iMac Pro review
I'm confused and would appreciate some advice. I have two PC's that I replaced when they could not cope speedwise with me moving from dial-up to broadband internet access. Is there any economic benefit in trying to upgrade them myself or should I take them to my PC recyler ? If the latter, is there any point in keeping te hard drives to use as exta storage when hooked up to a cage with a USB ?
If there is no point in upgrading why is there so much emphasis in the mag on PC components ?
Well, I guess that really depends on whether you have a use for additonal PCs, if you upgrade them, or if you know someone who needs one at a sensible price. If you are thinking of upgrading them and then selling them, I would say forget it. You are unlikely to recover even the cost of the components, and then there is the after-sale liability that many purchasers think you are still responsible for every little thing going wrong with the PC 3 years later!
As for HDDs, depends on their size. With sizes continuing to rise and prices continuing to fall, unless they are 20Gb >, I would suggest they are not worth keeping.
On the other hand, if you do have a friend or family member who could use a reasonable PC (homework, web surfing, DVDs etc.) you could do a pretty good upgrade for about £250.
All this, of course, is just my opinion. Others will feel differently. Good luck, whatever you decide.
Tx guys - Smiler by the time I loaded AVG,Spybot and Zonealarm the pc's ran really slowly
If they are so old they wouldn't cope with broadband (??) they are probably not worth upgrading.
Processors? HDD sizes? Memory size / speed?
Every time I have considered upgrading an older pc it turns out the most cost effective thing to do is replace the mobo, cpu and ram. Even buying as a bundle this is likely to cost £200 or more, then you have to consider whether your HDD's, power supply and case cooling are still adequate. Before long you're looking at Dell's prices and questioning the sanity of spending over £250 on an upgrade.

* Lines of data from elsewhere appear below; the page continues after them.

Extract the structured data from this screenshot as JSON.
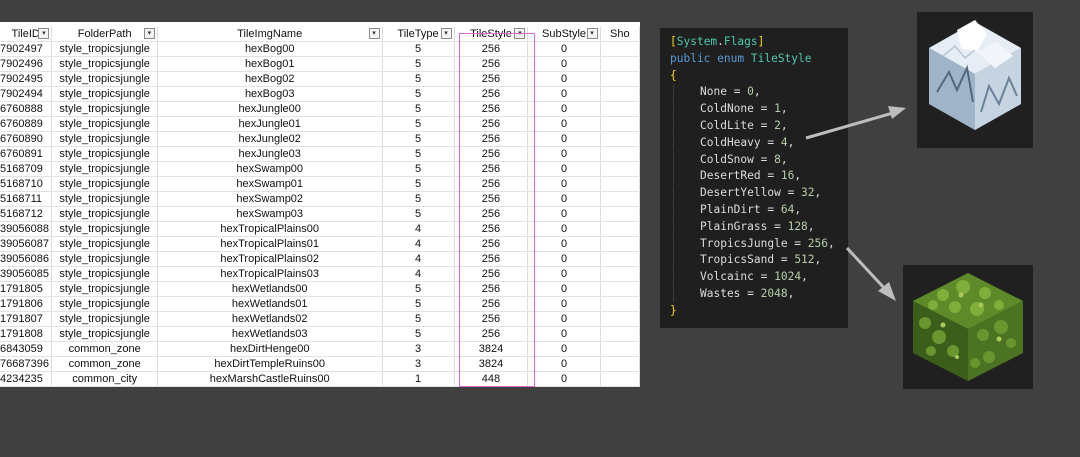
{
  "spreadsheet": {
    "columns": [
      "TileID",
      "FolderPath",
      "TileImgName",
      "TileType",
      "TileStyle",
      "SubStyle",
      "Sho"
    ],
    "rows": [
      [
        "7902497",
        "style_tropicsjungle",
        "hexBog00",
        "5",
        "256",
        "0"
      ],
      [
        "7902496",
        "style_tropicsjungle",
        "hexBog01",
        "5",
        "256",
        "0"
      ],
      [
        "7902495",
        "style_tropicsjungle",
        "hexBog02",
        "5",
        "256",
        "0"
      ],
      [
        "7902494",
        "style_tropicsjungle",
        "hexBog03",
        "5",
        "256",
        "0"
      ],
      [
        "6760888",
        "style_tropicsjungle",
        "hexJungle00",
        "5",
        "256",
        "0"
      ],
      [
        "6760889",
        "style_tropicsjungle",
        "hexJungle01",
        "5",
        "256",
        "0"
      ],
      [
        "6760890",
        "style_tropicsjungle",
        "hexJungle02",
        "5",
        "256",
        "0"
      ],
      [
        "6760891",
        "style_tropicsjungle",
        "hexJungle03",
        "5",
        "256",
        "0"
      ],
      [
        "5168709",
        "style_tropicsjungle",
        "hexSwamp00",
        "5",
        "256",
        "0"
      ],
      [
        "5168710",
        "style_tropicsjungle",
        "hexSwamp01",
        "5",
        "256",
        "0"
      ],
      [
        "5168711",
        "style_tropicsjungle",
        "hexSwamp02",
        "5",
        "256",
        "0"
      ],
      [
        "5168712",
        "style_tropicsjungle",
        "hexSwamp03",
        "5",
        "256",
        "0"
      ],
      [
        "39056088",
        "style_tropicsjungle",
        "hexTropicalPlains00",
        "4",
        "256",
        "0"
      ],
      [
        "39056087",
        "style_tropicsjungle",
        "hexTropicalPlains01",
        "4",
        "256",
        "0"
      ],
      [
        "39056086",
        "style_tropicsjungle",
        "hexTropicalPlains02",
        "4",
        "256",
        "0"
      ],
      [
        "39056085",
        "style_tropicsjungle",
        "hexTropicalPlains03",
        "4",
        "256",
        "0"
      ],
      [
        "1791805",
        "style_tropicsjungle",
        "hexWetlands00",
        "5",
        "256",
        "0"
      ],
      [
        "1791806",
        "style_tropicsjungle",
        "hexWetlands01",
        "5",
        "256",
        "0"
      ],
      [
        "1791807",
        "style_tropicsjungle",
        "hexWetlands02",
        "5",
        "256",
        "0"
      ],
      [
        "1791808",
        "style_tropicsjungle",
        "hexWetlands03",
        "5",
        "256",
        "0"
      ],
      [
        "6843059",
        "common_zone",
        "hexDirtHenge00",
        "3",
        "3824",
        "0"
      ],
      [
        "76687396",
        "common_zone",
        "hexDirtTempleRuins00",
        "3",
        "3824",
        "0"
      ],
      [
        "4234235",
        "common_city",
        "hexMarshCastleRuins00",
        "1",
        "448",
        "0"
      ]
    ]
  },
  "code": {
    "attribute_open": "[",
    "attribute_ns": "System",
    "attribute_dot": ".",
    "attribute_name": "Flags",
    "attribute_close": "]",
    "kw_public": "public",
    "kw_enum": "enum",
    "enum_name": "TileStyle",
    "open_brace": "{",
    "close_brace": "}",
    "members": [
      {
        "name": "None",
        "value": "0"
      },
      {
        "name": "ColdNone",
        "value": "1"
      },
      {
        "name": "ColdLite",
        "value": "2"
      },
      {
        "name": "ColdHeavy",
        "value": "4"
      },
      {
        "name": "ColdSnow",
        "value": "8"
      },
      {
        "name": "DesertRed",
        "value": "16"
      },
      {
        "name": "DesertYellow",
        "value": "32"
      },
      {
        "name": "PlainDirt",
        "value": "64"
      },
      {
        "name": "PlainGrass",
        "value": "128"
      },
      {
        "name": "TropicsJungle",
        "value": "256"
      },
      {
        "name": "TropicsSand",
        "value": "512"
      },
      {
        "name": "Volcainc",
        "value": "1024"
      },
      {
        "name": "Wastes",
        "value": "2048"
      }
    ]
  },
  "tiles": {
    "snow_icon": "snow-mountain-tile-icon",
    "jungle_icon": "jungle-tile-icon"
  },
  "colors": {
    "background": "#404040",
    "highlight_border": "#d76ad0",
    "code_background": "#1f1f1f",
    "keyword": "#569cd6",
    "type": "#4ec9b0",
    "number": "#b5cea8"
  }
}
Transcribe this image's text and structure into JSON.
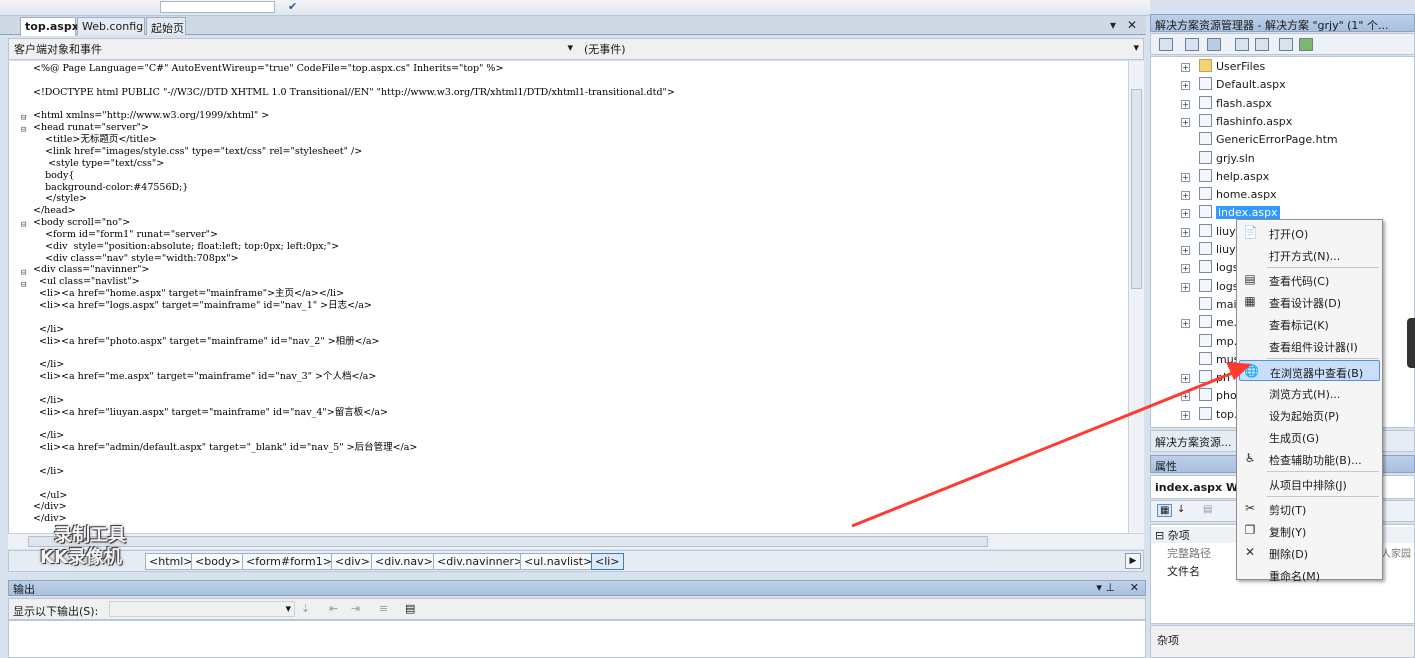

Most BB suppliers send you a CD with there software on,and they usually inspect the system before they install anything and if your specs are not up to it they don't install.Usually they only need a certain CPU speed a certain amount of HD space and OS later than win 98 to work,it should tell you what they failed on,then you only need upgrade that part,but it has already been said BB is really a not that big a deal so if it failed on install you may be better buying a new pc than upgrading,you may find it more cost effective.
Problem with upgrading is that the age of a PC has a significant effect on the price of components. Upgrading parts on a PC using current technology is usually fairly easy and cheep. But older machines almost always need parts that are no longer in mass production and as a result fitting new becomes ludicrously expensive and not worth the effort. The best option would be to check out e-bay or a computer fair.
As to the viability of upgrading your machines, post the specifications and weigh the different opinions you'll get.
Looks like a trip to the recycle man will have to be organised.
Does all this mean that people who do upgrade are just tinkering around to get relatively small improvements with a view to keeping the PC fully up to current standards ?
"tinkering around to get relatively small improvements"
Some do, hard core gamers will go to extreme lengths to squeeze just that bit more out of a PC.
Others find that a bit more RAM and a new graphics card is plenty, it's always a case of suck it a see. Stick all the variables together, check the cost and see if you think it's worth it, it'll always be a judgement call.
If you don't have need of it any more, you could always donate it to charity.
LaserSailor you've never said anything about what these 2 PCs are. If they are reasonable speedwise then perhaps all they will need is a bit more memory.
This thread is now locked and can not be replied to.